WHAT THE TASK REQUIRES » Extract the lines that carry the string "data" from the listing.

RECORDS FOR THE TASK »
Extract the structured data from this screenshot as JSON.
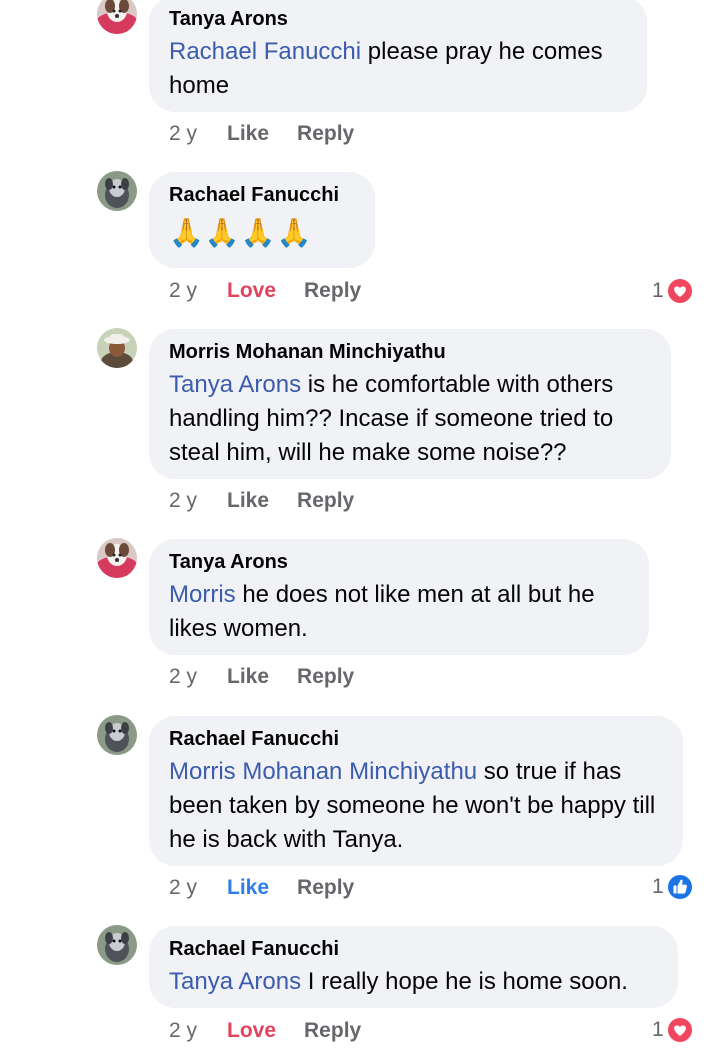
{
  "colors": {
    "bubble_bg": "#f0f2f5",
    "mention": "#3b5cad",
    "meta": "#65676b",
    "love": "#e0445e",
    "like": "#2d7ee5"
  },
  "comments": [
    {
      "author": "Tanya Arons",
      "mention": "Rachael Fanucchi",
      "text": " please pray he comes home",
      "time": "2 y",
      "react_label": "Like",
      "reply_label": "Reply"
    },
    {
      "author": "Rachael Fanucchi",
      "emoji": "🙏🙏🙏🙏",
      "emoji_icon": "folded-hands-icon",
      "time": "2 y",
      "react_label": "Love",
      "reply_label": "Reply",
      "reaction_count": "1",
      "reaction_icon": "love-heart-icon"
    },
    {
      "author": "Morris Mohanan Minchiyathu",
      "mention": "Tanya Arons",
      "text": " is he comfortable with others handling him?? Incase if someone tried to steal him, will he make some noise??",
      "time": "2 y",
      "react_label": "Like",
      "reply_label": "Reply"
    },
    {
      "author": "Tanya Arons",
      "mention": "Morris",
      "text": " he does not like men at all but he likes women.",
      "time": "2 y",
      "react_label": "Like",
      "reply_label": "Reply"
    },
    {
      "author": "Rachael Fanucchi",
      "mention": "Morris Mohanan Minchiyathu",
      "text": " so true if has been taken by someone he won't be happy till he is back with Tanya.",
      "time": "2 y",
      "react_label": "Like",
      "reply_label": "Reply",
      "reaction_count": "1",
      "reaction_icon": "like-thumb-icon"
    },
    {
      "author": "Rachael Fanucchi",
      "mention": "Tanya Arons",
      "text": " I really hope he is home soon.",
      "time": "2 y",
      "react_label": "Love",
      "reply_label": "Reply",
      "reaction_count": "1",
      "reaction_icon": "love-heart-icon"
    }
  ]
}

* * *

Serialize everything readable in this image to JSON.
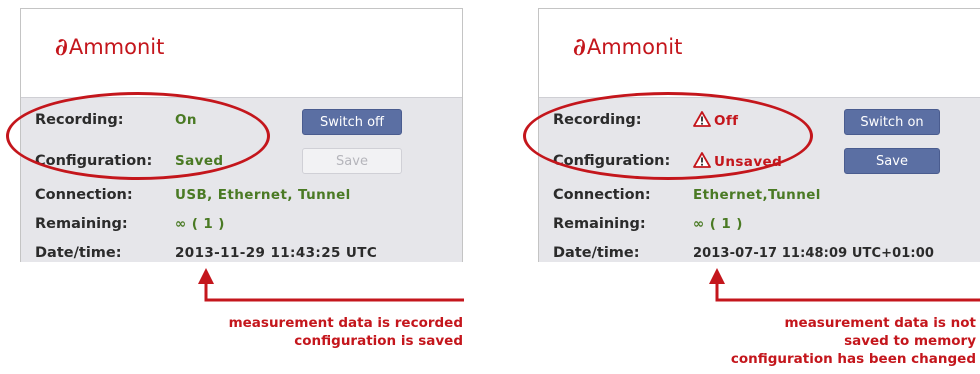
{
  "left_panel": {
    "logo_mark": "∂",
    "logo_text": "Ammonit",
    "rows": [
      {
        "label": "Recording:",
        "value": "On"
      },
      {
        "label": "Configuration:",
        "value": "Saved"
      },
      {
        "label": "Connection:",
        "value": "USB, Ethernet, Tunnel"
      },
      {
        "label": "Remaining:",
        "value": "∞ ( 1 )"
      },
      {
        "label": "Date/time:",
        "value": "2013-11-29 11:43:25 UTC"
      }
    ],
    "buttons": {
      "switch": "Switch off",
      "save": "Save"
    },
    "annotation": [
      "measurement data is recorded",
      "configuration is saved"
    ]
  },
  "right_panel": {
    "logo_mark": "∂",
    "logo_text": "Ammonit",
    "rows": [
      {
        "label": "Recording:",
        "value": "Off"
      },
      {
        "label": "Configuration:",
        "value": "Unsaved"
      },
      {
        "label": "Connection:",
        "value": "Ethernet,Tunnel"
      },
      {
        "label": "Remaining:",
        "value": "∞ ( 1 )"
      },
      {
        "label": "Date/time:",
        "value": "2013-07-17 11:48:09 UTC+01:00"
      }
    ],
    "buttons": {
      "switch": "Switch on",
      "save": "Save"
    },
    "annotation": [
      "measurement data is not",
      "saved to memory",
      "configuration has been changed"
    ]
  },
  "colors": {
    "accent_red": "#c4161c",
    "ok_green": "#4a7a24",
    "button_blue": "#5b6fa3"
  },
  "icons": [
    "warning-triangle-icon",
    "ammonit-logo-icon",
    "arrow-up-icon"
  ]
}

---

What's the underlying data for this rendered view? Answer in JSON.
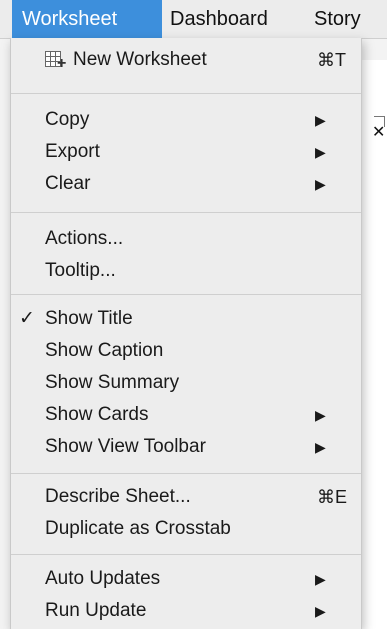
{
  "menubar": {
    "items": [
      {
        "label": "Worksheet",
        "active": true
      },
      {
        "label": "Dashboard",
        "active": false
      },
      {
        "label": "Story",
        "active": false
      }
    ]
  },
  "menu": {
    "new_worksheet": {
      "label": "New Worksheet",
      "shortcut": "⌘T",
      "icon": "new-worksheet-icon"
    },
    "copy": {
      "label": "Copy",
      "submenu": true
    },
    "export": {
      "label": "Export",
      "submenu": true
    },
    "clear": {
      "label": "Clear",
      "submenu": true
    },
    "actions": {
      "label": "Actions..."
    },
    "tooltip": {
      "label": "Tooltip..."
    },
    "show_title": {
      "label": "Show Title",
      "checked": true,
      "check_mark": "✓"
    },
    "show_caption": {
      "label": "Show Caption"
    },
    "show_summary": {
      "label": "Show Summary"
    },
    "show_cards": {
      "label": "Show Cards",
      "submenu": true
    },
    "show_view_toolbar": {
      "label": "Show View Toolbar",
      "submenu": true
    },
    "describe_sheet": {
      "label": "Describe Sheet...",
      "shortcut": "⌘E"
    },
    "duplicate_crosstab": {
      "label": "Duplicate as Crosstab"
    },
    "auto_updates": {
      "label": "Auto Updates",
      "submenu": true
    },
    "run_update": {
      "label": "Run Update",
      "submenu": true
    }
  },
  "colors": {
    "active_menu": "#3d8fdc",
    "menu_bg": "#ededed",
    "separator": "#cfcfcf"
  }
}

EXERCISE OUTPUT »
Extract the structured data from this screenshot as JSON.
      "measurement data is recorded",
      "measurement data is not",
What's the underlying data for this rendered view? Answer in JSON.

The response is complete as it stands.